As we saw before, both Nepal and China, as important parts of the ancient Silk Road Belt, have benefited in the past from vibrant trade and commerce in the region.
Nepal has been adopting a policy of economic liberalization since the early 1990s where all economic policies are set to a liberal framework.
To take advantage of the investment opportunities in Nepal, both the governments should encourage Chinese investments in the most promising sectors such as infrastructure development, hydropower, agriculture and minerals, and tourism.
There are high hopes in Nepal on the Belt and Road Initiative (BRI) put forward by President H. E. Xi Jinping.
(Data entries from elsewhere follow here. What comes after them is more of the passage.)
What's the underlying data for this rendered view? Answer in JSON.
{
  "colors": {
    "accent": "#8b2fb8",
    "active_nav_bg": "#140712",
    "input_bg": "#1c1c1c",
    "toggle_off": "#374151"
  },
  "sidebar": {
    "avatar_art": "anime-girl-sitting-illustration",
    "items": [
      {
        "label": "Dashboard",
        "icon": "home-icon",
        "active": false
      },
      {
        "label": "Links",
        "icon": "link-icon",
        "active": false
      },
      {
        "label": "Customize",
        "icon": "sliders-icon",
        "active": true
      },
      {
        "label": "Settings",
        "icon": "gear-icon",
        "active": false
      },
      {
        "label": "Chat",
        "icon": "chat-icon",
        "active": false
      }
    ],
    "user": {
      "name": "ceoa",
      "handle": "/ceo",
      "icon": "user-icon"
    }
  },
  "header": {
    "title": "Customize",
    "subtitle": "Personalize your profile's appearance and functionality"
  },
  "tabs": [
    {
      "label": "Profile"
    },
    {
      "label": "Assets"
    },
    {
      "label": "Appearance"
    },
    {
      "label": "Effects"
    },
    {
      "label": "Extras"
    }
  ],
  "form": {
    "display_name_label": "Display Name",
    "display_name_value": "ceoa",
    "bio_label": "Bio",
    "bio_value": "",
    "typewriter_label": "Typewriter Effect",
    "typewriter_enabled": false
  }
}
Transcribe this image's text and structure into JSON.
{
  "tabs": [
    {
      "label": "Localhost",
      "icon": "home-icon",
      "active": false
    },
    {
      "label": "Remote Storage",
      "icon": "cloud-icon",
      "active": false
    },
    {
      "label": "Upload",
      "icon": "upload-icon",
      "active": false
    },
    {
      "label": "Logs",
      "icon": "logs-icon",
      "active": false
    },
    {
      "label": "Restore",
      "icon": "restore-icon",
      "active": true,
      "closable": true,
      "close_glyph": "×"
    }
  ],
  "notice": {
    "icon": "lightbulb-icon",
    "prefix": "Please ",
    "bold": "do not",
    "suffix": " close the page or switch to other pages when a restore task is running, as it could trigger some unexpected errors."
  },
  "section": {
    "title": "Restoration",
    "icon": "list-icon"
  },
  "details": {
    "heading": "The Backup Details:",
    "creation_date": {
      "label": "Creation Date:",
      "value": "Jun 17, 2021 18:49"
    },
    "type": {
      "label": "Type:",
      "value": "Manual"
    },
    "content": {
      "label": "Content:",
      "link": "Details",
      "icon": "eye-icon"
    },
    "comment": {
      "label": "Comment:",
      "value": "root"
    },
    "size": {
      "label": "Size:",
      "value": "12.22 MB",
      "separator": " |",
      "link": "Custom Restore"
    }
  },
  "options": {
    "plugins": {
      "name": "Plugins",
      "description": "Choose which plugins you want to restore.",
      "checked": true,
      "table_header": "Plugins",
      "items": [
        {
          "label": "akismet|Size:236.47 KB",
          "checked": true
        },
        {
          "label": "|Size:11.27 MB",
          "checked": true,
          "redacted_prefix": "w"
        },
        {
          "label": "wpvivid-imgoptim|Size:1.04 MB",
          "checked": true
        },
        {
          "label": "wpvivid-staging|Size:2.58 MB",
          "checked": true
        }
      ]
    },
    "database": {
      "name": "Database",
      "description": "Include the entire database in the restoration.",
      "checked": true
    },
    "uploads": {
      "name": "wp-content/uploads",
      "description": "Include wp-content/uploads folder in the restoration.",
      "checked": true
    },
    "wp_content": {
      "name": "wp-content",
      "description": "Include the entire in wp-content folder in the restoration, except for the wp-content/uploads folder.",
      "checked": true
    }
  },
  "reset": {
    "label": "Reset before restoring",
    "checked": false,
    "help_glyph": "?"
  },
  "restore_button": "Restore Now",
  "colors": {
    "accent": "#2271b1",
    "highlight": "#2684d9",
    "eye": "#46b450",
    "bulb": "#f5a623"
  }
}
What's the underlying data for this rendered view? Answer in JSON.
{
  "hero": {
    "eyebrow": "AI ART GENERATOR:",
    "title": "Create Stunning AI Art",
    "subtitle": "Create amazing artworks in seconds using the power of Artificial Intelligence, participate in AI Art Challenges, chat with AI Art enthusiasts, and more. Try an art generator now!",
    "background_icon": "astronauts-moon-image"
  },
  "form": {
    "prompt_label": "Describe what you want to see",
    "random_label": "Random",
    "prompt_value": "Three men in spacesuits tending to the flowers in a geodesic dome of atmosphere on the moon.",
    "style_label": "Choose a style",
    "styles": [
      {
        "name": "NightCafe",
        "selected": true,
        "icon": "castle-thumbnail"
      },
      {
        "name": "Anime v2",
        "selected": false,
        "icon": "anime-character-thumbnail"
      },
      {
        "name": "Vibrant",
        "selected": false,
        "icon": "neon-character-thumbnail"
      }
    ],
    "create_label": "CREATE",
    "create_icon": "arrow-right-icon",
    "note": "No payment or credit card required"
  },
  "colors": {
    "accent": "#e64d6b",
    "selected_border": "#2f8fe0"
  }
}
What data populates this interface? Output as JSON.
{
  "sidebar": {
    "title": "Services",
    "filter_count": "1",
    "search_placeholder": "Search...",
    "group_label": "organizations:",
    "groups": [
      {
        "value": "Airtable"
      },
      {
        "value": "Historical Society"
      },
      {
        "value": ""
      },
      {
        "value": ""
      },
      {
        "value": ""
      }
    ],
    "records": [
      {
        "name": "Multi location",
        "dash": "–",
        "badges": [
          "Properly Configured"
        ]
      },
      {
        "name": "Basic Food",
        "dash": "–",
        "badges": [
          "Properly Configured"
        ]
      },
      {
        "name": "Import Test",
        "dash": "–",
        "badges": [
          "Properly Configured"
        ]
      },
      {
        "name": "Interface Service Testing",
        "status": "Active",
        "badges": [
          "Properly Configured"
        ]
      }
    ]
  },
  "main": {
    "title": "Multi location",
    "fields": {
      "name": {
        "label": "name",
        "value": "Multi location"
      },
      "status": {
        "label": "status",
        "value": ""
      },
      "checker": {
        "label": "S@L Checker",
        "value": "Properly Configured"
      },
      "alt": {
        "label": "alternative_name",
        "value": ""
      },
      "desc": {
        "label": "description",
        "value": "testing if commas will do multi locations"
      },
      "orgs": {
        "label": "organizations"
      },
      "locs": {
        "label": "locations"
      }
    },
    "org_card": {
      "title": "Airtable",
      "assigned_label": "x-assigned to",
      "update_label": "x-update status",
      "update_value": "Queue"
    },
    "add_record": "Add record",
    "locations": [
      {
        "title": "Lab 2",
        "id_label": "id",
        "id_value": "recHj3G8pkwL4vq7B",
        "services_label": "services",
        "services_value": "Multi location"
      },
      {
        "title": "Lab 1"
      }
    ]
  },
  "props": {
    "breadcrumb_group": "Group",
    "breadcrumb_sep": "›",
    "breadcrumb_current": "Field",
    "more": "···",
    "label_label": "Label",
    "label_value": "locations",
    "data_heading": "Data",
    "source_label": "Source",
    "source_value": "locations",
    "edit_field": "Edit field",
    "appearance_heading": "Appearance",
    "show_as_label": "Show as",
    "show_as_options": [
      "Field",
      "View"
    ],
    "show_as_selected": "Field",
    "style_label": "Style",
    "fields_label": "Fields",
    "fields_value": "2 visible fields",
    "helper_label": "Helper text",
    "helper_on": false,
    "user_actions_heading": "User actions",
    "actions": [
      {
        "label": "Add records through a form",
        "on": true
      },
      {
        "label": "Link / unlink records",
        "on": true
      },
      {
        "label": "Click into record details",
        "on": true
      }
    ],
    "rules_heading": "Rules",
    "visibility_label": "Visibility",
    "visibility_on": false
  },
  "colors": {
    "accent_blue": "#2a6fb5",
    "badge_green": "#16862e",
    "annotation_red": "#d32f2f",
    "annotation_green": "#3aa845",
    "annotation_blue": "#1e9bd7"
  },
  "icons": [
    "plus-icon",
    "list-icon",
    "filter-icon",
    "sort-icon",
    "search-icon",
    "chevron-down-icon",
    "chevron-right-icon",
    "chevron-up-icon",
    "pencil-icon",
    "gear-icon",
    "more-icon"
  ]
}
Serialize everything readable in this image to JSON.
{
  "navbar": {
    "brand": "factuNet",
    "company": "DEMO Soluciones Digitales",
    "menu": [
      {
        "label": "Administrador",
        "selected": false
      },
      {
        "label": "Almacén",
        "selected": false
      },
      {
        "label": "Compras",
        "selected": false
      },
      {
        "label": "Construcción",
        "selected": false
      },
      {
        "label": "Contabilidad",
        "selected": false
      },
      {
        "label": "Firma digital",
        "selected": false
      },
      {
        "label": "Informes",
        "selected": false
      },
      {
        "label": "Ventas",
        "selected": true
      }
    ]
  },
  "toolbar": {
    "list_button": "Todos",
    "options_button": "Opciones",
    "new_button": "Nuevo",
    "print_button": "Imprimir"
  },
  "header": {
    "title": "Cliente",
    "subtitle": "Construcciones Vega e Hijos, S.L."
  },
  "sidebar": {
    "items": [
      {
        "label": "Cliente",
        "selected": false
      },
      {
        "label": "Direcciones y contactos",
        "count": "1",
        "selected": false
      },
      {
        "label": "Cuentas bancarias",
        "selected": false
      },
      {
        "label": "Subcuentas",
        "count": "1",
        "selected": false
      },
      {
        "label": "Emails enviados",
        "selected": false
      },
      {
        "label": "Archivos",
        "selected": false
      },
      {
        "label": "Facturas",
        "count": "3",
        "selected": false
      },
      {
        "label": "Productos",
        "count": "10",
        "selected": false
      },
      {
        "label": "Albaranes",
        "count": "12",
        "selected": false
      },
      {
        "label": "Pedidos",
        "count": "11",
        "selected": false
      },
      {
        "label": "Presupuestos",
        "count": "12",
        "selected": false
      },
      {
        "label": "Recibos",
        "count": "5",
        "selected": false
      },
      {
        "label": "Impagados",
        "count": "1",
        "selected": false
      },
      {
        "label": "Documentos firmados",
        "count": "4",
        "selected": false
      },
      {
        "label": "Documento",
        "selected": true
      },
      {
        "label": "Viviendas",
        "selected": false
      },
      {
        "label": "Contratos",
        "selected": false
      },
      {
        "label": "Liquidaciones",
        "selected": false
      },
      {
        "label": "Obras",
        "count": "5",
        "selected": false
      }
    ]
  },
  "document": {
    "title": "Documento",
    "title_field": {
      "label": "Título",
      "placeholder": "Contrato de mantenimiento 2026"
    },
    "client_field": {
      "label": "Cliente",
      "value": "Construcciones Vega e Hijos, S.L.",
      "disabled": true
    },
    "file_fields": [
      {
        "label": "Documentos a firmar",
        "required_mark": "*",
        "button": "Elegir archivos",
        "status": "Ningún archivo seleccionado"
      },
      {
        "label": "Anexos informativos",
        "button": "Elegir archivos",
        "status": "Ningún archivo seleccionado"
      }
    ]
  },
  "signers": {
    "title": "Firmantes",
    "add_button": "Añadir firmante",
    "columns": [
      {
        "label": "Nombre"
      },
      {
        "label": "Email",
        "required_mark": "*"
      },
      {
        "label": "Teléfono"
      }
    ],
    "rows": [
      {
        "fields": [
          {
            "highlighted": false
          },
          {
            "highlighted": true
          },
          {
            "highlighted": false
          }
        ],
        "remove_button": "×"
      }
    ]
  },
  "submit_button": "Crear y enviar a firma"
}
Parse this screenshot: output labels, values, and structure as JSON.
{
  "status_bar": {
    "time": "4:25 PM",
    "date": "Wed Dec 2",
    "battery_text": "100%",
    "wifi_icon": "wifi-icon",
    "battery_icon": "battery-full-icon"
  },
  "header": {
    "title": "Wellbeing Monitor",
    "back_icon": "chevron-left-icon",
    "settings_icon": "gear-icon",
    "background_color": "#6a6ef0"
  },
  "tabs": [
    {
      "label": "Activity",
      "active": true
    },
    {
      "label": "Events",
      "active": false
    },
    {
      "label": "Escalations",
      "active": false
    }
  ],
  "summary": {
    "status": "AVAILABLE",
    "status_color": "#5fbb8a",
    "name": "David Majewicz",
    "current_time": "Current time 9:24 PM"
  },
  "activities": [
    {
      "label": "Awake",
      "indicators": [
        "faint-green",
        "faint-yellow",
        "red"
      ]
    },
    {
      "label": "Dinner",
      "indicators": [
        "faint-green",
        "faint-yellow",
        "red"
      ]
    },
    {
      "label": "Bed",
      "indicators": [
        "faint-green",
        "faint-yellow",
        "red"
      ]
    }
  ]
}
The BRI aims to have peace and prosperity in the region and beyond, which holds far-reaching implications for the development of its neighbours.
In Nepal, our focus is on strengthening inclusive growth.
As Nepal draws out from a long transition and moves towards graduating from LDC status by 2022 and acquiring a middle income status by 2030, we need to move with great speed and vision.
For that, Nepal will have to focus on promising sector such as hydro-power, industries, tourism, and agriculture as well as gainful employment of the youth population.
A comprehensive economic partnership between Nepal and China will help achieve these goals quickly and sustainably.
This is the vision I have for Nepal-China relations in the era of 21st century. The vision is one of common development and common efforts. It is a vision of shared prosperity through mutual support and collaboration.
I believe all of you assembled here will agree with me that a stable and prosperous Nepal will be in the long-term interest not only of Nepal and China, but also the entire region.
Let me therefore conclude by emphasizing the crucial role of close economic partnership in further cementing Nepal-China ties.
I thank you all for your kind attention and participation.